I expected the run to be my strong event this year. I have made real progress on my running speed and endurance, with miles logged in hot weather and the incorporation of weekly speed work and lots of hills. I’ve kept up my regular strength training to build strength in my core, hams, ad/abductors and glutes and my weight is down about 5 pounds from last year. Since I came off of the bike with no hint of cramps to come, even in my toes, I came into transition ready to PR the run. Making the change and leaving the chute out of T2, I felt super great. Strong, happy and ready to fly. And that was the case for about 50 yards. Then–AAARGH!!! My left hamstring pulled so tight I couldn’t take a another step. I stopped to massage it, with Mariane Marr also helping. At this time, I took three e21, 1200 mg of sodium, drank a bunch of Zipfizz and sprayed several squirts of a cramp spray I’d purchased at Ironman New Zealand into my mouth. (I thought I came prepared to beat any cramps that might appear.) The cramp worked itself out and I headed out, feeling good as new. And this was the pattern for the next 13.1 miles. Run, cramp, massage and take gunk, recover, run again. (If I could have run through the cramps I would have. When I have tried that, my legs have totally frozen up and I’ve fallen to the ground. Memorably during the bike leg at Ironman France, and at the Val Nolasco Half Marathon when I collapsed to the ground with about 50 meters to go to the finish.) During the running phases of this event, I tried everything I could think of to keep the cramps at bay–taking shorter strides, longer strides, running slower, running faster to make up time, walking down hills, walking up hills, singing, saying my mantras. But alas, nothing worked. Coming onto the final fairway, I thought I was good to make it to the finish if I just stayed steady. As I approached a group of fabulous Try Fitness supporters, there came a severe cramp in my right adductor. No cheering, encouragement or goading made the cramp go away. I did my routine for the day and then trotted in to the finish with a disappointing run time of 2:32:29. I kept my 7th age group place, and also amazingly moved up to 933 place overall.
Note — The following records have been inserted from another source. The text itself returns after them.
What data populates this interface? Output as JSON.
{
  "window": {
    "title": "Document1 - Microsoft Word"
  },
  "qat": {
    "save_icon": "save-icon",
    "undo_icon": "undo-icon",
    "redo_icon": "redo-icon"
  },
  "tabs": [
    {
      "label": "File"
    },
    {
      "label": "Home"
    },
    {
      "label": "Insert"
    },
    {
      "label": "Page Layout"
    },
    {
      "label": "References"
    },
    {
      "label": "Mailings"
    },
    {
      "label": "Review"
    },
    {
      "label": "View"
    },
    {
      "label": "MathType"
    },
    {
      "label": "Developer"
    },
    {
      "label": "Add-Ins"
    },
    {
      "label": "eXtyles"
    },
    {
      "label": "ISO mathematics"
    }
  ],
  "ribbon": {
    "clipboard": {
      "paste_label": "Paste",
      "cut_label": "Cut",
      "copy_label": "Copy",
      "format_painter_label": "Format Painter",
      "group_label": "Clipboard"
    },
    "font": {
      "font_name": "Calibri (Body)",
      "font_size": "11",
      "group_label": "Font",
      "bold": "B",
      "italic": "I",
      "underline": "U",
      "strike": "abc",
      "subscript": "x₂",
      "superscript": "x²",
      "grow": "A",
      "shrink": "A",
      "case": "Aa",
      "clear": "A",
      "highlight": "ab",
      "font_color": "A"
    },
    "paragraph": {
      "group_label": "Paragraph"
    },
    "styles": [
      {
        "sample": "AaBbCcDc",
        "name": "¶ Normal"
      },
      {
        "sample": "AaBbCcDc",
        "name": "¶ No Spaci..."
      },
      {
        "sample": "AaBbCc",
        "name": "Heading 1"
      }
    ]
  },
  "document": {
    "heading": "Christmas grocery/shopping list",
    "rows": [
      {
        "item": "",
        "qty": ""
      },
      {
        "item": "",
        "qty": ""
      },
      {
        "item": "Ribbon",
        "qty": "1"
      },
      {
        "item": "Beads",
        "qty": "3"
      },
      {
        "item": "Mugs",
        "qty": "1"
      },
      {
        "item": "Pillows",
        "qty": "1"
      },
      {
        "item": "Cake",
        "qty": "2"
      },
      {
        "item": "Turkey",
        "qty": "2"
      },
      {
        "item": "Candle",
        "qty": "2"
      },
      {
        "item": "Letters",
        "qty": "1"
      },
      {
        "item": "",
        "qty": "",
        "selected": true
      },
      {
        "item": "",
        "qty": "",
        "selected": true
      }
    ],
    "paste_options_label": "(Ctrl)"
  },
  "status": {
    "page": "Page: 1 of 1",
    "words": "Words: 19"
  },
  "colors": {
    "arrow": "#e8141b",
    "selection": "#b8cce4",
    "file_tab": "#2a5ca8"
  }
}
I know that I focus on time and race position more than most age groupers, but I am motivated by the results of my races as a reason for the hard training I put in. Additionally, I am driven to qualify for the Ironman World Championships and if I am going to do that, I have to be focused on opportunities to improve. So, what action will I take from this experience? 1) I will significantly dial up my focus on swimming with more time in the water, more masters swimming and more weekly distance. If I had finished the swim still back of the pack at around 48 minutes, I would have saved 10 minutes and finished 4th or 5th in my age group. 2) I will look for and compete in some hot and long running events to test out various cramp solutions in race conditions, including new sports drinks, electrolyte supplements, tonic water, and pickle juice. 3) I will continue to work on my mental game. I was happy with my ongoing ability to stay in it, even with discouragement along the way, but there is always room to toughen up more. 4) My mom asked if I had talked to a sports psychologist to see if there was something going on in my head that was keeping me from improving my swim. I hadn’t thought of that, but what the heck? Know anyone?